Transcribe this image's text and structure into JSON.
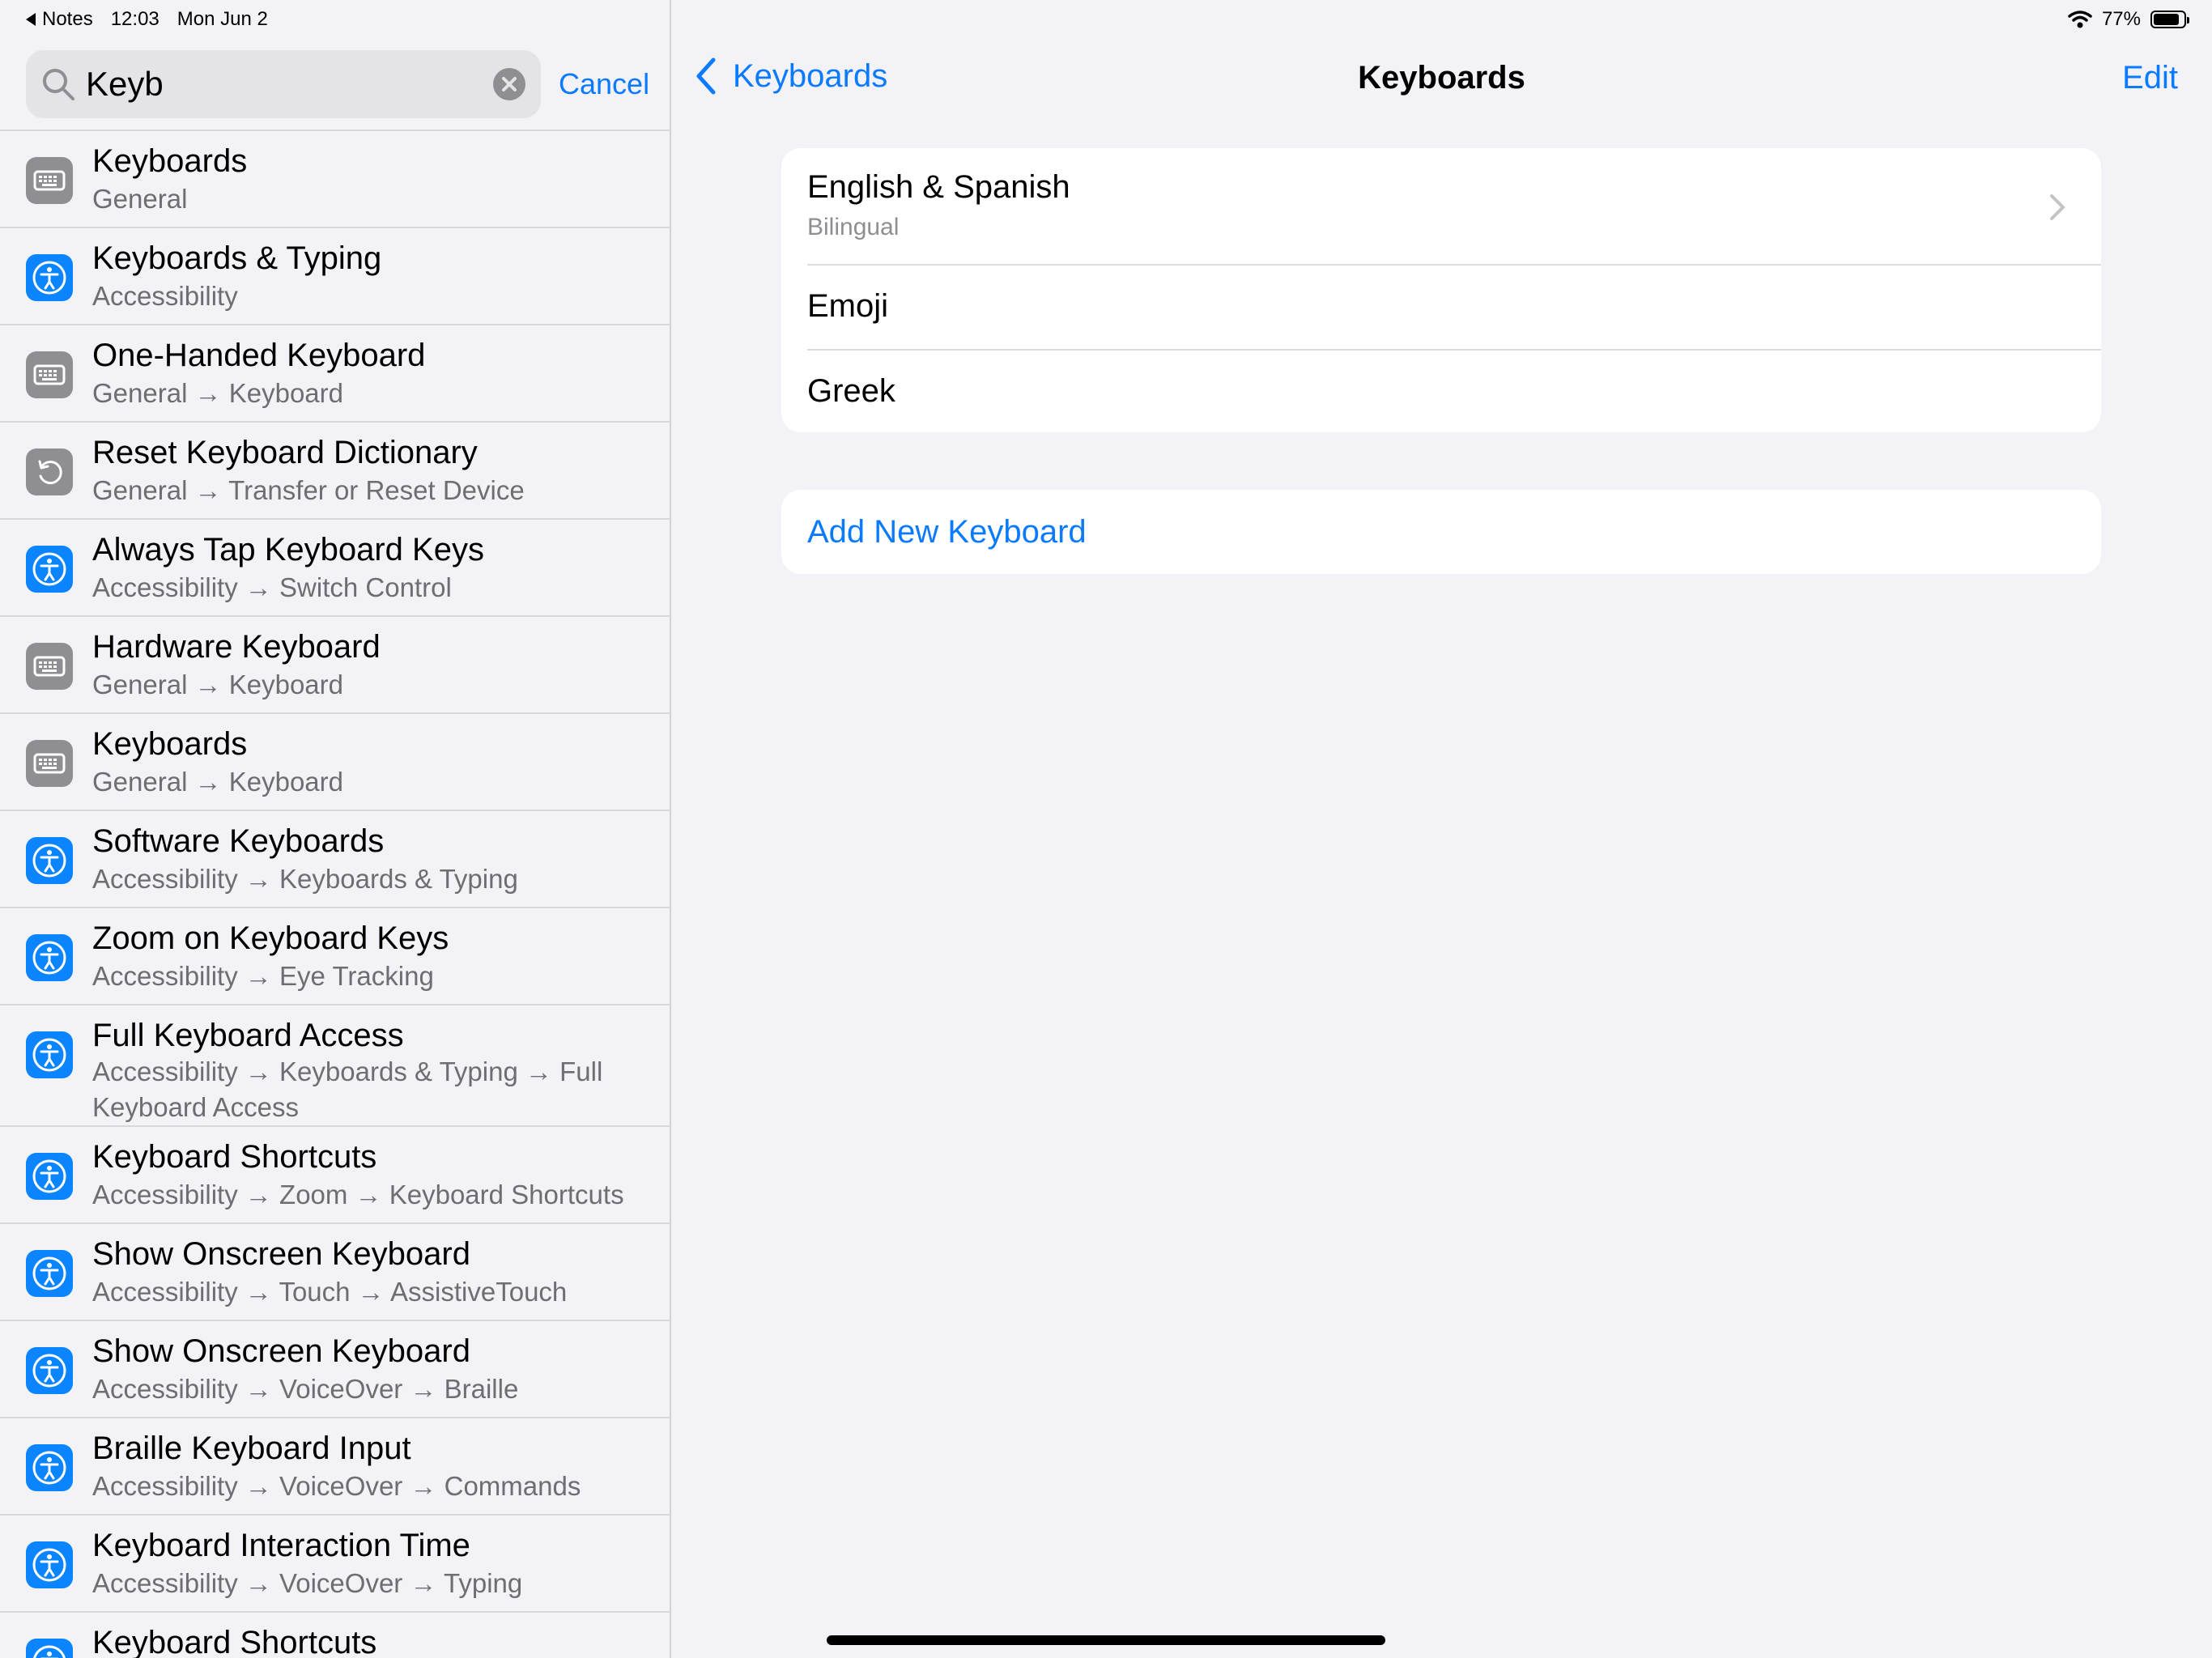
{
  "status_bar": {
    "back_app": "Notes",
    "time": "12:03",
    "date": "Mon Jun 2",
    "battery": "77%"
  },
  "search": {
    "query": "Keyb",
    "cancel_label": "Cancel"
  },
  "results": [
    {
      "title": "Keyboards",
      "path": "General",
      "icon": "keyboard-icon"
    },
    {
      "title": "Keyboards & Typing",
      "path": "Accessibility",
      "icon": "accessibility-icon"
    },
    {
      "title": "One-Handed Keyboard",
      "path": "General → Keyboard",
      "icon": "keyboard-icon"
    },
    {
      "title": "Reset Keyboard Dictionary",
      "path": "General → Transfer or Reset Device",
      "icon": "reset-icon"
    },
    {
      "title": "Always Tap Keyboard Keys",
      "path": "Accessibility → Switch Control",
      "icon": "accessibility-icon"
    },
    {
      "title": "Hardware Keyboard",
      "path": "General → Keyboard",
      "icon": "keyboard-icon"
    },
    {
      "title": "Keyboards",
      "path": "General → Keyboard",
      "icon": "keyboard-icon"
    },
    {
      "title": "Software Keyboards",
      "path": "Accessibility → Keyboards & Typing",
      "icon": "accessibility-icon"
    },
    {
      "title": "Zoom on Keyboard Keys",
      "path": "Accessibility → Eye Tracking",
      "icon": "accessibility-icon"
    },
    {
      "title": "Full Keyboard Access",
      "path": "Accessibility → Keyboards & Typing → Full Keyboard Access",
      "icon": "accessibility-icon"
    },
    {
      "title": "Keyboard Shortcuts",
      "path": "Accessibility → Zoom → Keyboard Shortcuts",
      "icon": "accessibility-icon"
    },
    {
      "title": "Show Onscreen Keyboard",
      "path": "Accessibility → Touch → AssistiveTouch",
      "icon": "accessibility-icon"
    },
    {
      "title": "Show Onscreen Keyboard",
      "path": "Accessibility → VoiceOver → Braille",
      "icon": "accessibility-icon"
    },
    {
      "title": "Braille Keyboard Input",
      "path": "Accessibility → VoiceOver → Commands",
      "icon": "accessibility-icon"
    },
    {
      "title": "Keyboard Interaction Time",
      "path": "Accessibility → VoiceOver → Typing",
      "icon": "accessibility-icon"
    },
    {
      "title": "Keyboard Shortcuts",
      "path": "",
      "icon": "accessibility-icon"
    }
  ],
  "detail": {
    "back_label": "Keyboards",
    "title": "Keyboards",
    "edit_label": "Edit",
    "keyboards": [
      {
        "name": "English & Spanish",
        "detail": "Bilingual"
      },
      {
        "name": "Emoji"
      },
      {
        "name": "Greek"
      }
    ],
    "add_label": "Add New Keyboard"
  },
  "colors": {
    "accent": "#0a7aff",
    "background": "#f2f2f7",
    "accessibility_icon": "#0a84ff",
    "settings_icon": "#8e8e93"
  }
}
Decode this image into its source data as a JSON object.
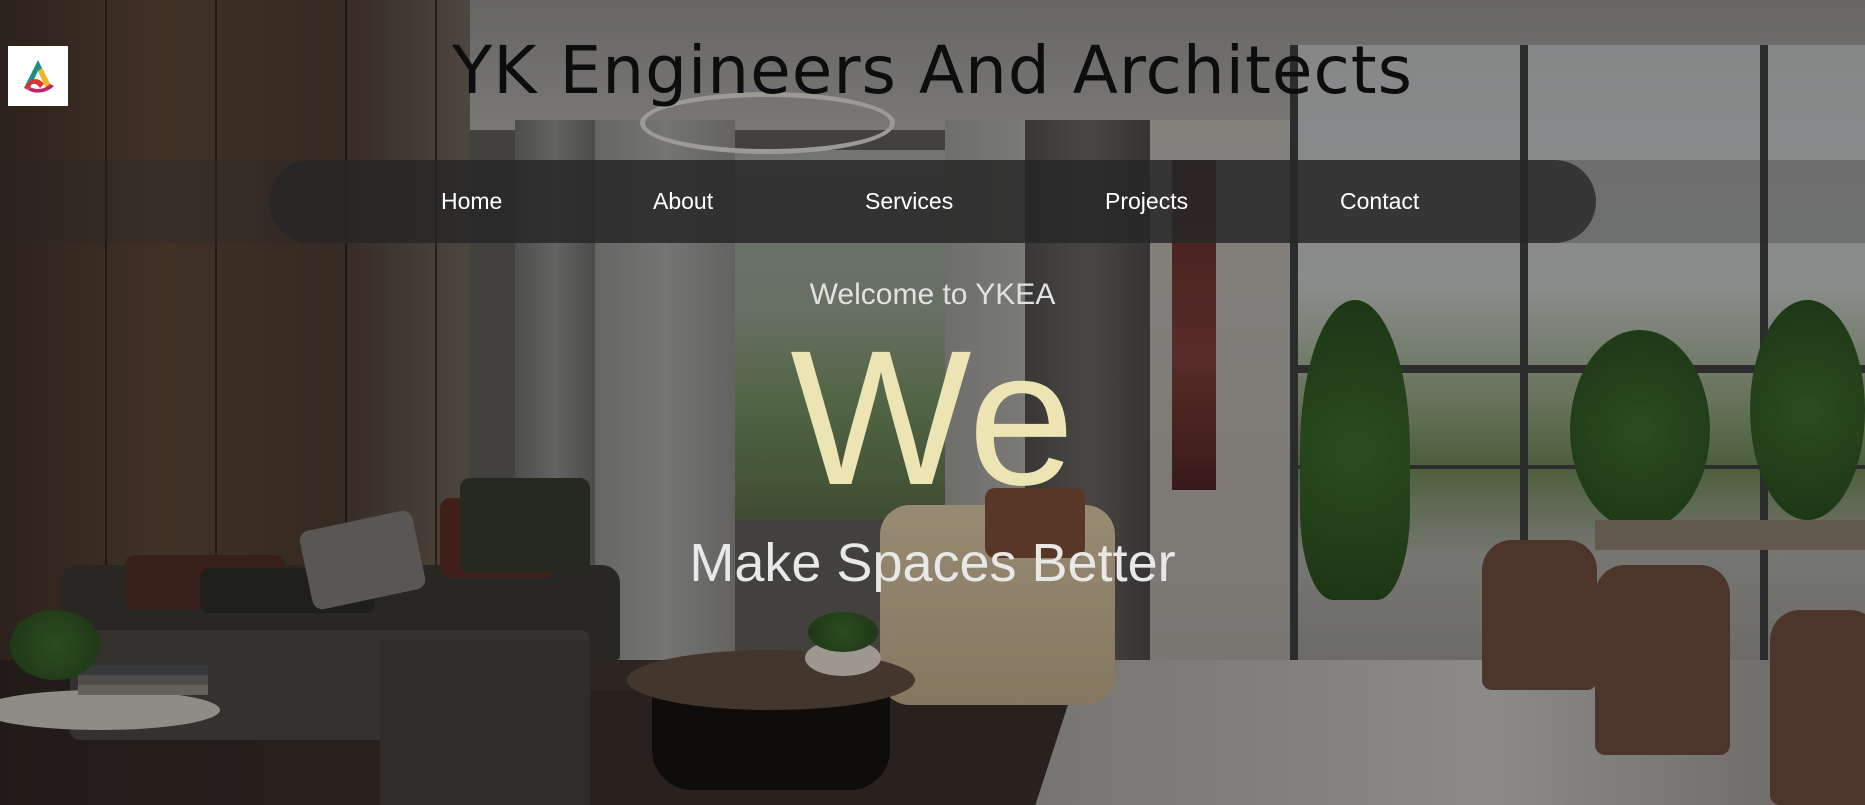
{
  "header": {
    "logo_icon": "ykea-logo-icon",
    "title": "YK Engineers And Architects"
  },
  "nav": {
    "items": [
      {
        "label": "Home"
      },
      {
        "label": "About"
      },
      {
        "label": "Services"
      },
      {
        "label": "Projects"
      },
      {
        "label": "Contact"
      }
    ]
  },
  "hero": {
    "welcome": "Welcome to YKEA",
    "headline": "We",
    "tagline": "Make Spaces Better"
  },
  "colors": {
    "headline": "#ece5b3",
    "nav_bar": "#262626",
    "title": "#0d0d0d"
  }
}
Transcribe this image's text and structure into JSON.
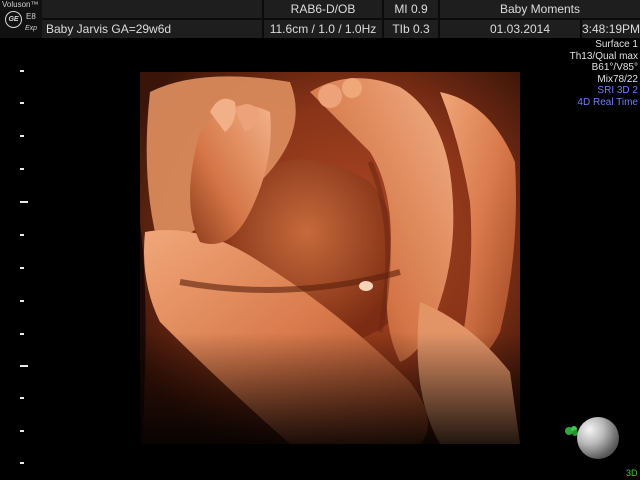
{
  "header": {
    "brand": "Voluson™",
    "logo_text": "GE",
    "model": "E8",
    "model_sub": "Exp",
    "probe": "RAB6-D/OB",
    "mi": "MI  0.9",
    "app": "Baby Moments",
    "patient": "Baby Jarvis  GA=29w6d",
    "settings": "11.6cm / 1.0 / 1.0Hz",
    "tib": "TIb  0.3",
    "date": "01.03.2014",
    "time": "3:48:19PM"
  },
  "params": {
    "line1": "Surface 1",
    "line2": "Th13/Qual max",
    "line3": "B61°/V85°",
    "line4": "Mix78/22",
    "line5": "SRI 3D 2",
    "line6": "4D Real Time"
  },
  "footer": {
    "mode": "3D"
  },
  "colors": {
    "header_bg": "#1e1e1e",
    "accent_blue": "#6f7dff",
    "render_tone": "#c8643c",
    "marker_green": "#3fc84a"
  },
  "icons": {
    "logo": "ge-logo-icon",
    "orientation": "orientation-marker-icon",
    "probe": "probe-orientation-ball-icon"
  }
}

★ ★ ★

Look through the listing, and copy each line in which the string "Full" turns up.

→ **Exercise response**:
      "title": "Full Keyboard Access",
      "path": "Accessibility → Keyboards & Typing → Full Keyboard Access",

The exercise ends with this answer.